(Beginning of Data supplied)
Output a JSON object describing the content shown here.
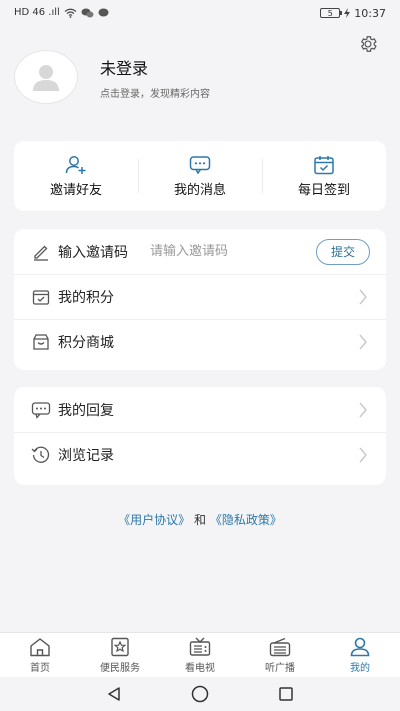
{
  "status_bar": {
    "left_icons": "HD 46 .ıll",
    "battery": "5",
    "time": "10:37"
  },
  "profile": {
    "title": "未登录",
    "subtitle": "点击登录，发现精彩内容"
  },
  "quick_actions": [
    {
      "label": "邀请好友",
      "icon": "add-user-icon"
    },
    {
      "label": "我的消息",
      "icon": "message-icon"
    },
    {
      "label": "每日签到",
      "icon": "calendar-check-icon"
    }
  ],
  "invite": {
    "label": "输入邀请码",
    "placeholder": "请输入邀请码",
    "value": "",
    "submit_label": "提交"
  },
  "list1": [
    {
      "label": "我的积分",
      "icon": "points-icon"
    },
    {
      "label": "积分商城",
      "icon": "store-icon"
    }
  ],
  "list2": [
    {
      "label": "我的回复",
      "icon": "reply-icon"
    },
    {
      "label": "浏览记录",
      "icon": "history-icon"
    }
  ],
  "agreement": {
    "user_agreement": "《用户协议》",
    "and": "和",
    "privacy_policy": "《隐私政策》"
  },
  "tabs": [
    {
      "label": "首页",
      "icon": "home-icon"
    },
    {
      "label": "便民服务",
      "icon": "service-icon"
    },
    {
      "label": "看电视",
      "icon": "tv-icon"
    },
    {
      "label": "听广播",
      "icon": "radio-icon"
    },
    {
      "label": "我的",
      "icon": "user-icon",
      "active": true
    }
  ],
  "colors": {
    "accent": "#2d78a8",
    "background": "#f4f4f6"
  }
}
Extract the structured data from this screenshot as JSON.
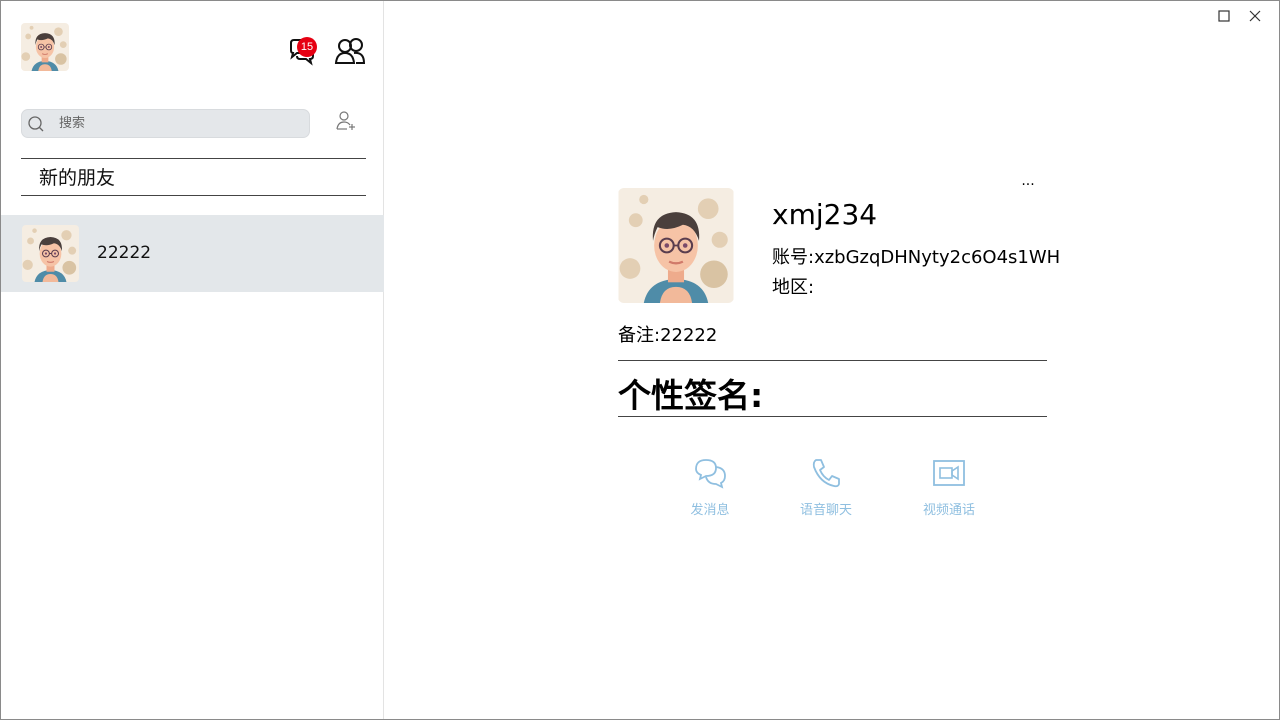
{
  "sidebar": {
    "badge_count": "15",
    "search": {
      "placeholder": "搜索",
      "value": ""
    },
    "new_friends_label": "新的朋友",
    "contacts": [
      {
        "name": "22222"
      }
    ]
  },
  "profile": {
    "nickname": "xmj234",
    "account": "账号:xzbGzqDHNyty2c6O4s1WH",
    "region": "地区:",
    "remark": "备注:22222",
    "signature": "个性签名:",
    "more_label": "...",
    "actions": {
      "message": "发消息",
      "voice": "语音聊天",
      "video": "视频通话"
    }
  },
  "colors": {
    "badge": "#e60012",
    "selected_row": "#e3e7ea",
    "search_bg": "#e4e7ea",
    "action_accent": "#8fbfe0"
  },
  "icons": [
    "chat-bubble-icon",
    "contacts-icon",
    "search-icon",
    "add-friend-icon",
    "maximize-icon",
    "close-icon",
    "message-icon",
    "phone-icon",
    "video-icon"
  ]
}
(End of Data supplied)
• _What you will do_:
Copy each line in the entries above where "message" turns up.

• _Result of this exercise_:
      "icon": "message-icon"
      "message": "发消息",
    "message-icon",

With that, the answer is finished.